Brexit and the politics of irrationality

A few miles from where I am sitting, something altogether disturbing is about to happen.  There appears to be every sign that, in the South Wales valleys, thousands of people in one of the most deprived areas of the UK – one whose Less Developed Region status under EU rules means that it is a […]

Remembering 1914

Part of the point of commemorating the hundredth anniversary of a war is the certainty that nobody who served in it will still be alive.  It is the point at which, definitively, that war has passed from direct into reported experience; history that can be turned into mythology, without the inconvenience of spontaneous testimony from […]

Liz Truss and the privatisation of childhood

Junior Education Minister Liz Truss has launched an attack on what she describes as the “purposeless activity” to be seen in many nurseries.  She claims that this is not about academic work, but about structured activity and learning to be polite through activities which the teacher is clearly leading. No doubt there will be much […]

Gove, creationism and the war on reason

Sometimes in politics a line is crossed in a way that is particularly chilling.  The announcement that Education Secretary Michael Gove has allowed advocates of creationism to set up three free schools is one of those moments.  Not that it should come as any surprise – the seeds of this particular development were sown when […]

Gove’s Hard Times

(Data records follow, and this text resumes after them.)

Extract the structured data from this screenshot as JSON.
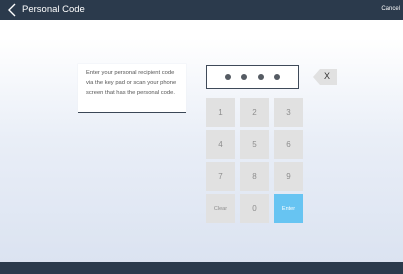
{
  "header": {
    "title": "Personal Code",
    "cancel_label": "Cancel"
  },
  "instruction": {
    "lines": [
      "Enter your personal recipient code",
      "via the key pad or scan your phone",
      "screen that has the personal code."
    ]
  },
  "code_entry": {
    "digits_entered": 4,
    "backspace_label": "X"
  },
  "keypad": {
    "k1": "1",
    "k2": "2",
    "k3": "3",
    "k4": "4",
    "k5": "5",
    "k6": "6",
    "k7": "7",
    "k8": "8",
    "k9": "9",
    "clear": "Clear",
    "k0": "0",
    "enter": "Enter"
  },
  "colors": {
    "bar": "#2b3a4c",
    "key": "#e1e1e1",
    "enter": "#67c4f2"
  },
  "icons": {
    "back": "chevron-left-icon",
    "backspace": "backspace-icon"
  }
}
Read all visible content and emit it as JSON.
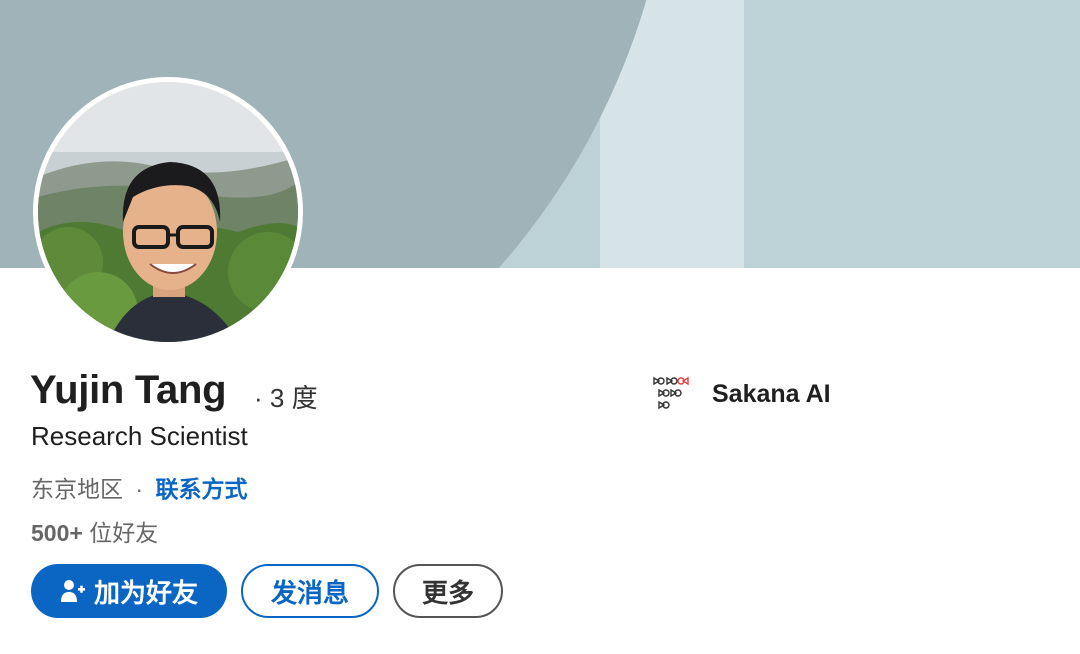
{
  "profile": {
    "name": "Yujin Tang",
    "degree": "· 3 度",
    "headline": "Research Scientist",
    "location": "东京地区",
    "location_separator": "·",
    "contact_link": "联系方式",
    "connections_count": "500+",
    "connections_label": "位好友"
  },
  "actions": {
    "connect_label": "加为好友",
    "message_label": "发消息",
    "more_label": "更多"
  },
  "company": {
    "name": "Sakana AI",
    "logo_icon": "sakana-fish-school-icon"
  },
  "colors": {
    "accent": "#0a66c2",
    "banner_dark": "#9fb3b8",
    "banner_light": "#bdd2d6",
    "banner_mid": "#d6e4e8",
    "logo_red": "#e5413b"
  }
}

The announcement that the Coalition is to axe the £13m funding for Bookstart, a charity providing free books to children who would not otherwise get them, is Dickensian in the most literal sense: The opening paragraph of Dickens’ Hard Times showing that Gove’s view of literacy has a long lineage. But it’s worse than that. […]